(Data about app and page elements)

• • • •

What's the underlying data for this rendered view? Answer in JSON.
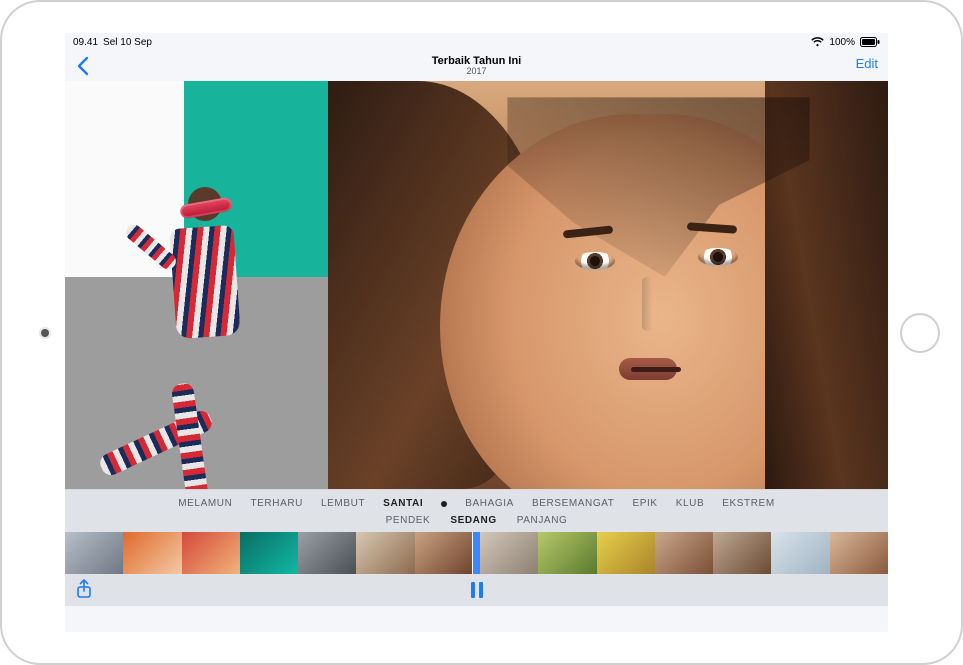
{
  "status": {
    "time": "09.41",
    "date": "Sel 10 Sep",
    "battery_pct": "100%"
  },
  "nav": {
    "title": "Terbaik Tahun Ini",
    "subtitle": "2017",
    "edit_label": "Edit"
  },
  "moods": {
    "items": [
      "MELAMUN",
      "TERHARU",
      "LEMBUT",
      "SANTAI",
      "BAHAGIA",
      "BERSEMANGAT",
      "EPIK",
      "KLUB",
      "EKSTREM"
    ],
    "selected_index": 3
  },
  "durations": {
    "items": [
      "PENDEK",
      "SEDANG",
      "PANJANG"
    ],
    "selected_index": 1
  },
  "thumbnails": [
    {
      "bg": "linear-gradient(135deg,#b7bfc8,#6e7884)"
    },
    {
      "bg": "linear-gradient(135deg,#e06a2b,#f3c9a4)"
    },
    {
      "bg": "linear-gradient(135deg,#d44a3a,#f1b37b)"
    },
    {
      "bg": "linear-gradient(135deg,#0a6e63,#11b7a3)"
    },
    {
      "bg": "linear-gradient(135deg,#9aa0a5,#4b4f54)"
    },
    {
      "bg": "linear-gradient(135deg,#d7c7b3,#8c6b4c)"
    },
    {
      "bg": "linear-gradient(135deg,#caa182,#6e432c)"
    },
    {
      "bg": "linear-gradient(135deg,#d2c7bb,#8d8073)"
    },
    {
      "bg": "linear-gradient(135deg,#b6c96a,#5a7a2e)"
    },
    {
      "bg": "linear-gradient(135deg,#e7cf4c,#a9852a)"
    },
    {
      "bg": "linear-gradient(135deg,#caa78a,#7a4f35)"
    },
    {
      "bg": "linear-gradient(135deg,#bfa893,#6a4b35)"
    },
    {
      "bg": "linear-gradient(135deg,#d9e3ea,#9fb3c2)"
    },
    {
      "bg": "linear-gradient(135deg,#d9b79a,#8a5a3c)"
    }
  ],
  "playhead_after_index": 6
}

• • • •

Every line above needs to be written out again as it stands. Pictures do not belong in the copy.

**Exercise result**
What's the underlying data for this rendered view? Answer in JSON.
{
  "status": {
    "time": "09.41",
    "date": "Sel 10 Sep",
    "battery_pct": "100%"
  },
  "nav": {
    "title": "Terbaik Tahun Ini",
    "subtitle": "2017",
    "edit_label": "Edit"
  },
  "moods": {
    "items": [
      "MELAMUN",
      "TERHARU",
      "LEMBUT",
      "SANTAI",
      "BAHAGIA",
      "BERSEMANGAT",
      "EPIK",
      "KLUB",
      "EKSTREM"
    ],
    "selected_index": 3
  },
  "durations": {
    "items": [
      "PENDEK",
      "SEDANG",
      "PANJANG"
    ],
    "selected_index": 1
  },
  "thumbnails": [
    {
      "bg": "linear-gradient(135deg,#b7bfc8,#6e7884)"
    },
    {
      "bg": "linear-gradient(135deg,#e06a2b,#f3c9a4)"
    },
    {
      "bg": "linear-gradient(135deg,#d44a3a,#f1b37b)"
    },
    {
      "bg": "linear-gradient(135deg,#0a6e63,#11b7a3)"
    },
    {
      "bg": "linear-gradient(135deg,#9aa0a5,#4b4f54)"
    },
    {
      "bg": "linear-gradient(135deg,#d7c7b3,#8c6b4c)"
    },
    {
      "bg": "linear-gradient(135deg,#caa182,#6e432c)"
    },
    {
      "bg": "linear-gradient(135deg,#d2c7bb,#8d8073)"
    },
    {
      "bg": "linear-gradient(135deg,#b6c96a,#5a7a2e)"
    },
    {
      "bg": "linear-gradient(135deg,#e7cf4c,#a9852a)"
    },
    {
      "bg": "linear-gradient(135deg,#caa78a,#7a4f35)"
    },
    {
      "bg": "linear-gradient(135deg,#bfa893,#6a4b35)"
    },
    {
      "bg": "linear-gradient(135deg,#d9e3ea,#9fb3c2)"
    },
    {
      "bg": "linear-gradient(135deg,#d9b79a,#8a5a3c)"
    }
  ],
  "playhead_after_index": 6
}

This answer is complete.